[Exercise goal]
Would you copy each line of the data below that has "button"?

[Source information]

[Start of Attachment]

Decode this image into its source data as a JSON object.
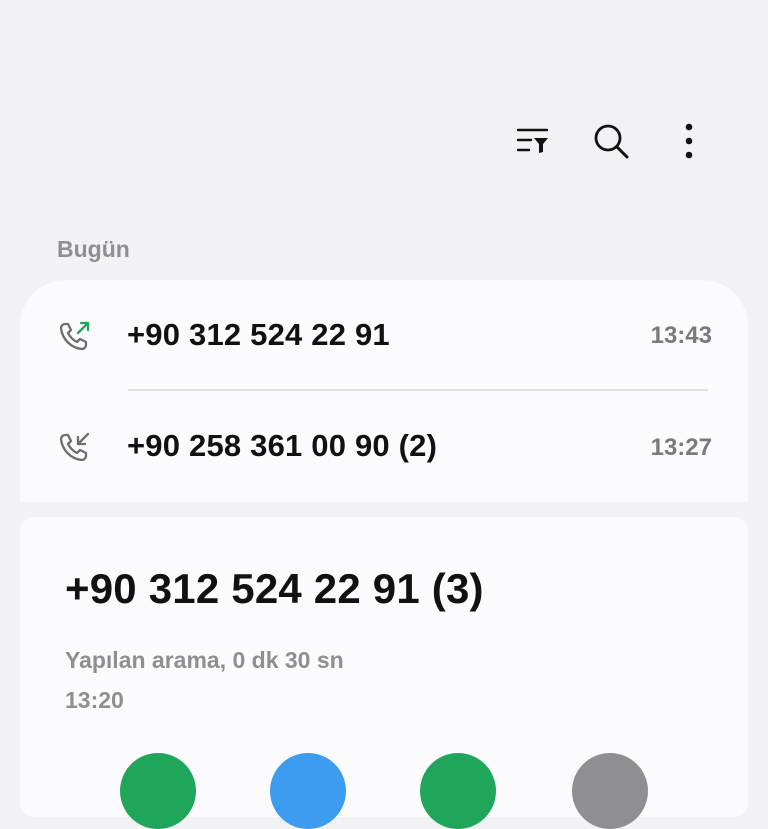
{
  "toolbar": {
    "icons": [
      "filter-sort-icon",
      "search-icon",
      "more-options-icon"
    ]
  },
  "section": {
    "header": "Bugün"
  },
  "call_log": [
    {
      "number": "+90 312 524 22 91",
      "time": "13:43",
      "direction": "outgoing",
      "icon": "outgoing-call-icon",
      "arrow_color": "#1fa65a"
    },
    {
      "number": "+90 258 361 00 90 (2)",
      "time": "13:27",
      "direction": "incoming",
      "icon": "incoming-call-icon",
      "arrow_color": "#6e6e72"
    }
  ],
  "detail": {
    "number": "+90 312 524 22 91 (3)",
    "description": "Yapılan arama, 0 dk 30 sn",
    "time": "13:20",
    "actions": [
      {
        "name": "call-button",
        "color": "#1fa65a"
      },
      {
        "name": "message-button",
        "color": "#3d9cf0"
      },
      {
        "name": "video-call-button",
        "color": "#1fa65a"
      },
      {
        "name": "info-button",
        "color": "#8e8e93"
      }
    ]
  },
  "colors": {
    "background": "#f2f2f4",
    "card": "#fbfbfd",
    "secondary_text": "#8e8e93"
  }
}
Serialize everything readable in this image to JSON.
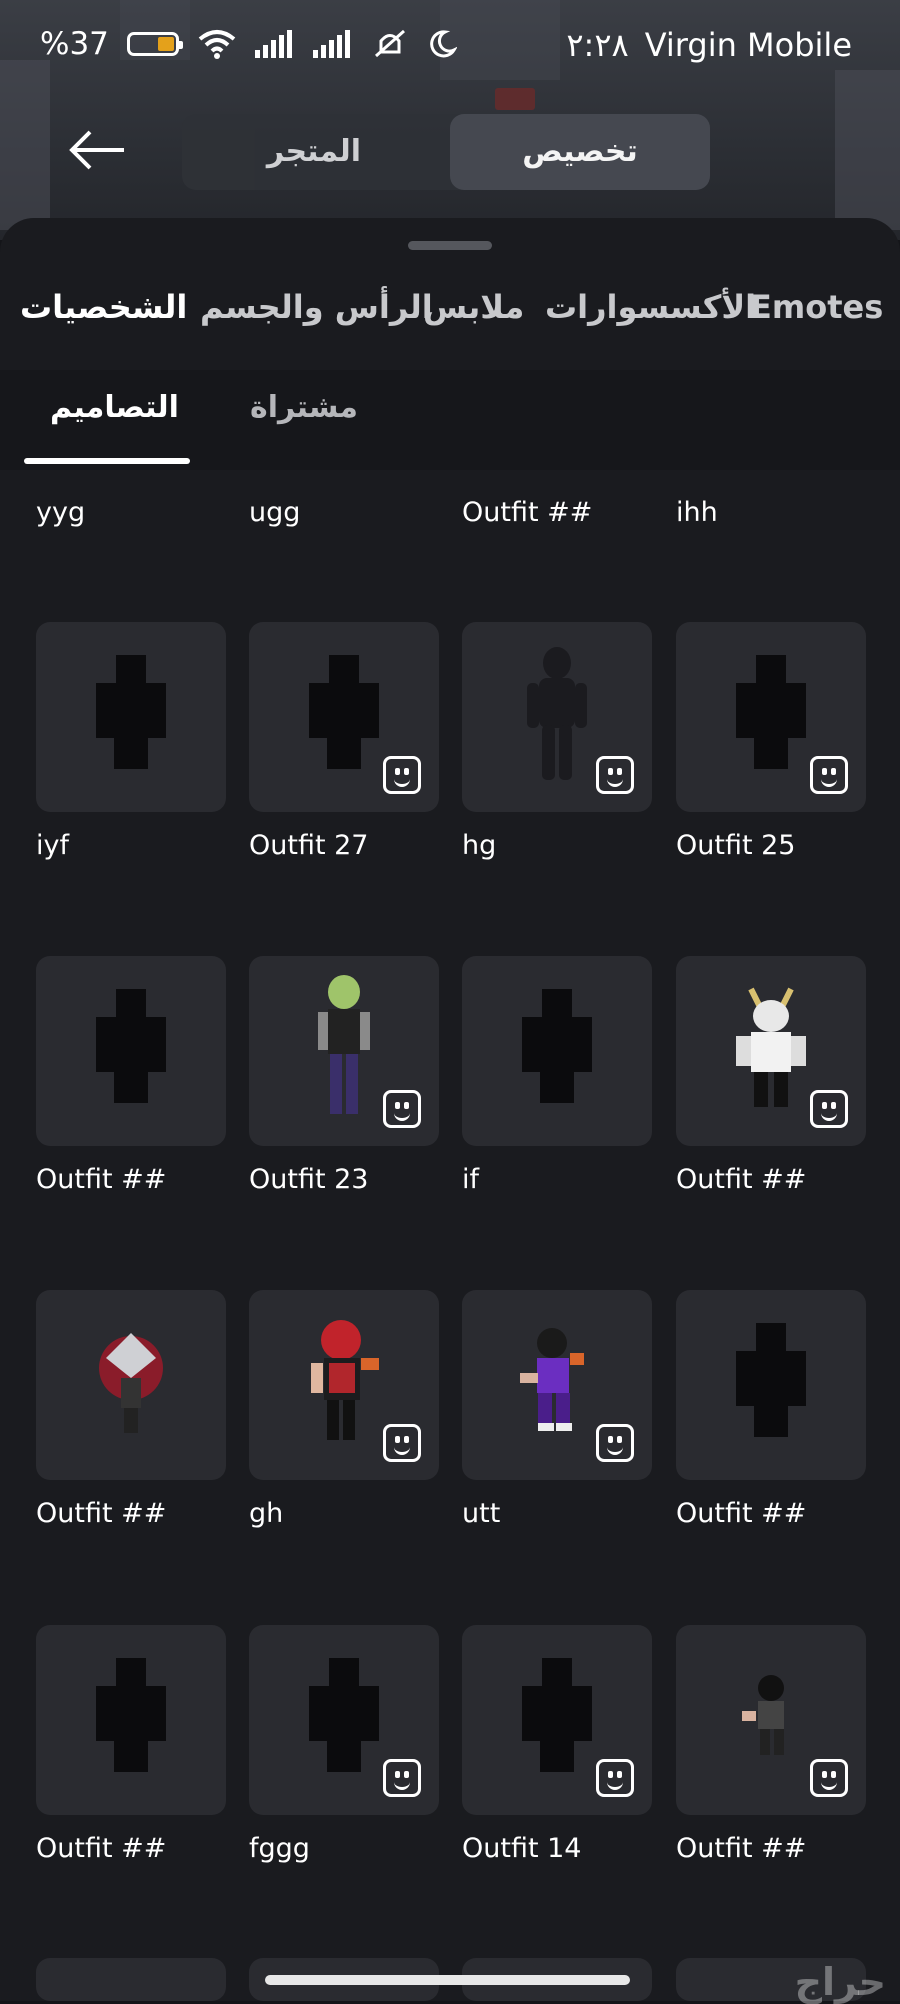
{
  "status": {
    "battery": "%37",
    "time": "٢:٢٨",
    "carrier": "Virgin Mobile"
  },
  "header": {
    "tabs": {
      "store": "المتجر",
      "customize": "تخصيص"
    }
  },
  "categories": [
    "Emotes",
    "الأكسسوارات",
    "ملابس",
    "الرأس والجسم",
    "الشخصيات"
  ],
  "subtabs": {
    "purchased": "مشتراة",
    "creations": "التصاميم"
  },
  "top_names": [
    "yyg",
    "ugg",
    "Outfit ##",
    "ihh"
  ],
  "rows": [
    [
      {
        "name": "iyf",
        "emote": false,
        "avatar": "blank"
      },
      {
        "name": "Outfit 27",
        "emote": true,
        "avatar": "blank"
      },
      {
        "name": "hg",
        "emote": true,
        "avatar": "black"
      },
      {
        "name": "Outfit 25",
        "emote": true,
        "avatar": "blank"
      }
    ],
    [
      {
        "name": "Outfit ##",
        "emote": false,
        "avatar": "blank"
      },
      {
        "name": "Outfit 23",
        "emote": true,
        "avatar": "alien"
      },
      {
        "name": "if",
        "emote": false,
        "avatar": "blank"
      },
      {
        "name": "Outfit ##",
        "emote": true,
        "avatar": "white"
      }
    ],
    [
      {
        "name": "Outfit ##",
        "emote": false,
        "avatar": "silver"
      },
      {
        "name": "gh",
        "emote": true,
        "avatar": "redhair"
      },
      {
        "name": "utt",
        "emote": true,
        "avatar": "purple"
      },
      {
        "name": "Outfit ##",
        "emote": false,
        "avatar": "blank"
      }
    ],
    [
      {
        "name": "Outfit ##",
        "emote": false,
        "avatar": "blank"
      },
      {
        "name": "fggg",
        "emote": true,
        "avatar": "blank"
      },
      {
        "name": "Outfit 14",
        "emote": true,
        "avatar": "blank"
      },
      {
        "name": "Outfit ##",
        "emote": true,
        "avatar": "small"
      }
    ]
  ],
  "watermark": "حراج",
  "colors": {
    "accent": "#e4a11b",
    "card": "#2a2b30",
    "sheet": "#1a1b1f"
  }
}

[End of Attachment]

[Answer to the exercise]
        "name": "call-button",
        "name": "message-button",
        "name": "video-call-button",
        "name": "info-button",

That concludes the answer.